The Gift of Music: Embracing Active Listening to Strengthen Human Connection

So I don’t claim to know much about music.  I don't play an instrument and I certainly don't sing (although I keep threatening to take vocal lessons with my girls’ teacher for pure personal enjoyment!).  What I do know is that I absolutely love music.  And I also know that it helps people.

Music is a powerful universal language.  People of different ages and cultures and backgrounds may gravitate to different genres, but music speaks to everyone.  Science proves what most of us already know: Music stimulates the release of dopamine in the reward centres of the brain, much like eating and sex.  I have seen it help patients manage stress as well as symptoms of anxiety and depression.  Studies have shown that listening to music can boost the immune system, improve athletic performance, reduce pain, and even ease the symptoms of neurocognitive disorders such as Parkinson’s!

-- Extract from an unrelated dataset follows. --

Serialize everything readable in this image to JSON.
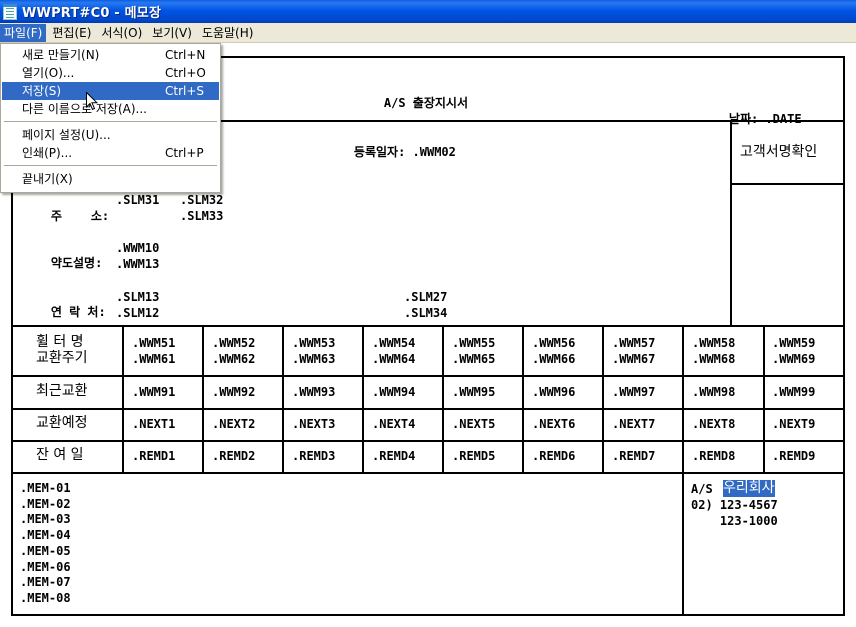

Secrets of a Happy Life: Making Music Part of Your Daily Routine

Most mornings, my son practices the piano for me before our family breakfast.  Given that he is prepping for his Grade 5 Royal Conservatory Exam, my ability to provide helpful instruction beyond "try that again" is relatively limited.  However, this is not why I listen.  The thirty minutes he spends making music are a true gift to us both.  I started practicing “with” him at a time when he was making motions to quit the piano altogether.  Like many kids, he was looking for more time to play and do sports, and I was struggling to convince him of my near total certainty that he would eventually come back to thank me if I prevented him from doing so.

Help Your Family Thrive: Better Listening to Better Connect with Your Children

Instead of engaging in a battle that could backfire and erode his desire to keep at the piano even more, I took a different approach.  I stopped telling him I knew what was right for him.  And I started listening.  Really listening.  Not just with half-an-ear while I talked on the phone, paid some bills and hollered at someone to take out the recycling.  But listening with my full attention.

Although I am not always present for the entire half-hour daily, I am mindful of actively listening to a portion of each practice session.  When I do open my mouth, I focus my comments on my appreciation of the music and how it impacts me and enriches my life.  Sometimes I let him know when a piece has really touched me – when it has given me a toothy grin, gripped my heart, or brought me to tears.  I have told him that his playing brings me joy and that it has helped me to be more aware of other basic human pleasures over the course of my day.

Create a Positive Home Environment: Turn a Power Struggle into a Win-Win

In the end, this strategy has turned a potential power struggle into a win-win situation.  My son’s playing is better than ever and I have been able to ease-up on the annoying nagging (trust me – I can nag like the best of them).  Beyond this, I have been reminded that music is a wonderful way to connect and ease tension.  Sometimes when I find my voice escalating with the kids, I turn on the music.  It certainly doesn’t always prevent me from yelling, but sometimes it is just enough of a mental time-out to allow me to regain a more balanced perspective and re-engage in a more positive way.